Misplaced Longing: What Should We Be Striving For?

Hello, my name is Jennifer, and I am a constant striver.  If there were a 12-step program for people who strive too much, I would certainly join.  In fact, I would want to make it a better program, fix anything that was wrong with it, and if there wasn’t anything wrong with it – by gum – I would find something, and fix it pronto.

I’ve often read that children subjected to instability from a young age will often grow up to be strivers and fixers.  My parents divorced when I was five, and from that time, I have been trying to get them back together.   Not literally – at least not for long – but inside me, in an attempt to mend my brokenness.   In the sudden whirlwind of changing homes and changing schools and absent parents (I was sent to live with my grandparents for a time) I felt I was at the center of a raging storm, and must have somehow caused it.  But nothing I did made it any better.  I got angry and scared and cried, but that didn’t change anything.

Eventually, I settled into a new life with my mom and sister, and regained some stability.  Yet, I retained the feeling that things could go wrong at any moment, and no one around me could prevent it.  So I learned to make things right myself, to make disaster prevention my lifelong project.

It began with striving for perfect grades in school.  If I got less than an A, I was very upset with myself.  And I had to keep the house clean when Mom didn’t feel well enough to do it.  If everything was tidy and in order, chaos could be kept at bay.   Mom – while loving and protective – was always the wildcard.  Sometimes she was happy, and sometimes miserable.    So I had to learn to keep an even keel, to be steady and strong for the three of us.

One safety net was my dreams for the future: for a time when I would be an adult and could have a different life, a more ordered life of my own where I was in charge and everything made sense.  Another was the many books that I read to learn how to live, how to behave, how to escape when the world was too scary.  I could be the heroine of a novel, a completely different person; I could try on different roles until one felt complete and real.

I have carried these defenses into adulthood, the belief that with enough striving I could make any situation better.  It has served me well in some instances, but hampered me in others.

It has made me want to shape life in a way that it can’t be shaped, to organize my life into submission.   It has made me believe, on some level, that because my life was painful and chaotic in childhood that God and the universe owe me an ever-improving future, with all the things I missed out on growing up.

But I know that’s not how it works; that no one gets to create their own life.  Sure, we do to a certain degree, but life always throws us curve balls.  The unexpected presents itself regularly; it is part of the plan.

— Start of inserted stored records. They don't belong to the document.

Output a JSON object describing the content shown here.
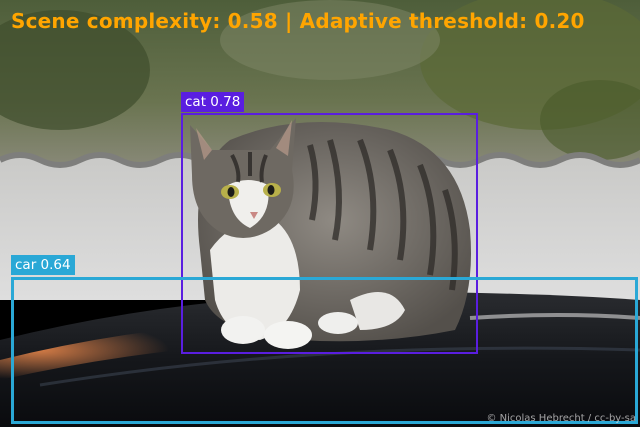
{
  "overlay": {
    "text": "Scene complexity: 0.58 | Adaptive threshold: 0.20",
    "color": "#ffa500"
  },
  "detections": [
    {
      "label": "cat 0.78",
      "color": "#5a1ee0"
    },
    {
      "label": "car 0.64",
      "color": "#2aa8d6"
    }
  ],
  "photo": {
    "credit": "© Nicolas Hebrecht / cc-by-sa"
  }
}
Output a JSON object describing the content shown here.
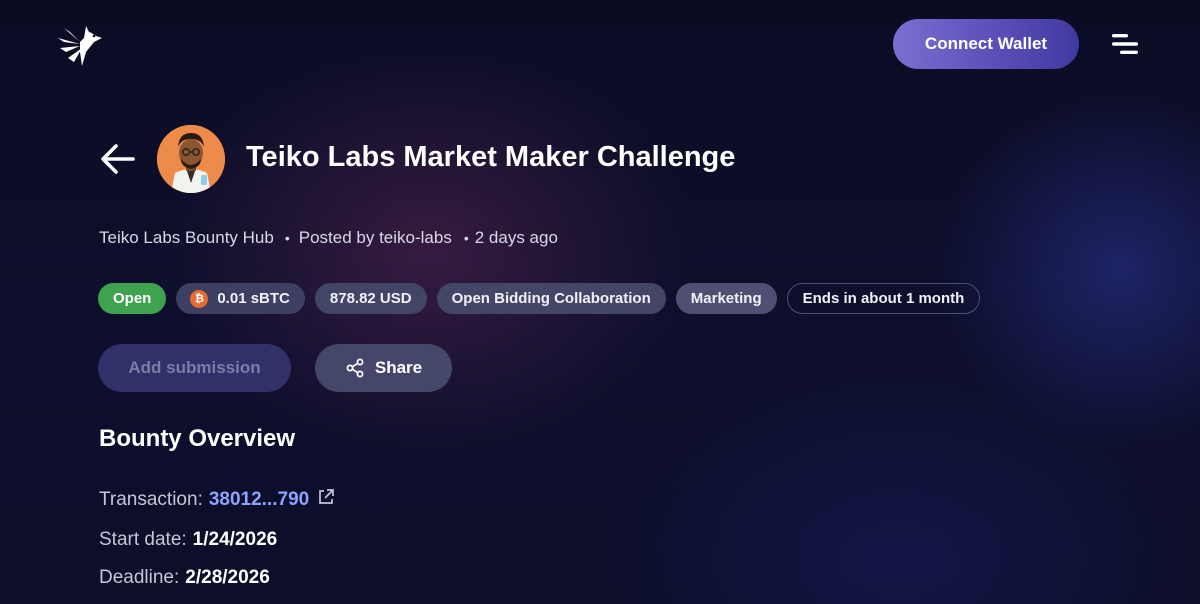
{
  "header": {
    "connect_label": "Connect Wallet",
    "logo_icon": "bird-logo-icon",
    "menu_icon": "hamburger-menu-icon"
  },
  "bounty": {
    "title": "Teiko Labs Market Maker Challenge",
    "hub": "Teiko Labs Bounty Hub",
    "posted_by": "Posted by teiko-labs",
    "posted_ago": "2 days ago",
    "badges": {
      "status": "Open",
      "amount": "0.01 sBTC",
      "usd": "878.82 USD",
      "type": "Open Bidding Collaboration",
      "category": "Marketing",
      "ends": "Ends in about 1 month"
    },
    "actions": {
      "add_submission": "Add submission",
      "share": "Share"
    }
  },
  "overview": {
    "heading": "Bounty Overview",
    "transaction_label": "Transaction:",
    "transaction_value": "38012...790",
    "start_label": "Start date:",
    "start_value": "1/24/2026",
    "deadline_label": "Deadline:",
    "deadline_value": "2/28/2026"
  },
  "colors": {
    "accent": "#6b5fc7",
    "status_open": "#3fa24f",
    "link": "#8ea2ff",
    "btc": "#e96a32",
    "avatar_bg": "#ee8a4a"
  }
}
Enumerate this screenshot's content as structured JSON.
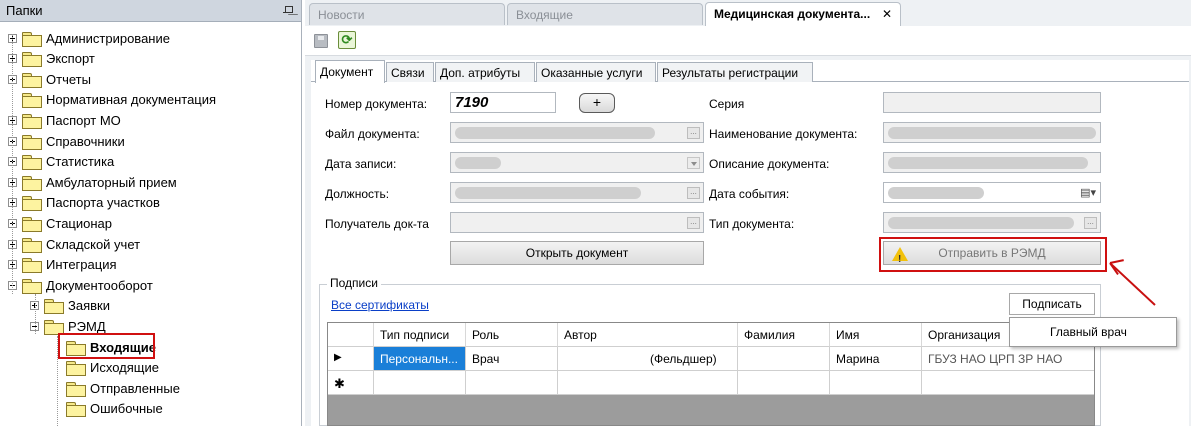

Many wise people have said that all we can control is our attitude.  I don’t really care for this reality, because I want to control all events as well.  Somehow I got the idea that I know what is best for me: that I need certain friends, or I need to live in a certain house, or have a certain job.  That God wants me to have the full, brimming life of “normalcy” that I have been trying to recover since I was five.   But what God really wants, I believe, is for me to love him, and he wants my spirit to grow, and he wants me to let go of everything but him.

And he has his own mysterious ways of making these things happen.  Maybe he put me in an unsettled family so that I would learn – eventually – that he is my only safety net.

Maybe he takes things away from us, and turns our lives upside down, so that we will learn that he is our one true reality.  We are the living, breathing images of God walking upon the earth; each of us a sign of his love and beauty.

Nothing else matters.  Sure, it’s good to have goals and hopes and dreams.  And, I believe, ultimately, that God will help us make this earthly world a reflection of heavenly virtue and beauty.  But I believe that our souls are the main thing: the only real thing.  And he will do whatever it takes to wake us up, to remind us again and again to strive for the only thing that matters.

Our hopes may be dashed; we may not get what we think we need; but in the ruins of the life we wanted, we can see a glimpse of the life we need.  A life where we look in the eyes of others and see God’s loving spark within.  Where we look at the rivers that flow and the sun and moon overhead and we know that God is father and mother and sister and brother.  And we know him by knowing each other and loving each other.  We are each an eternal reflection of his loving, heavenly light.

Misplaced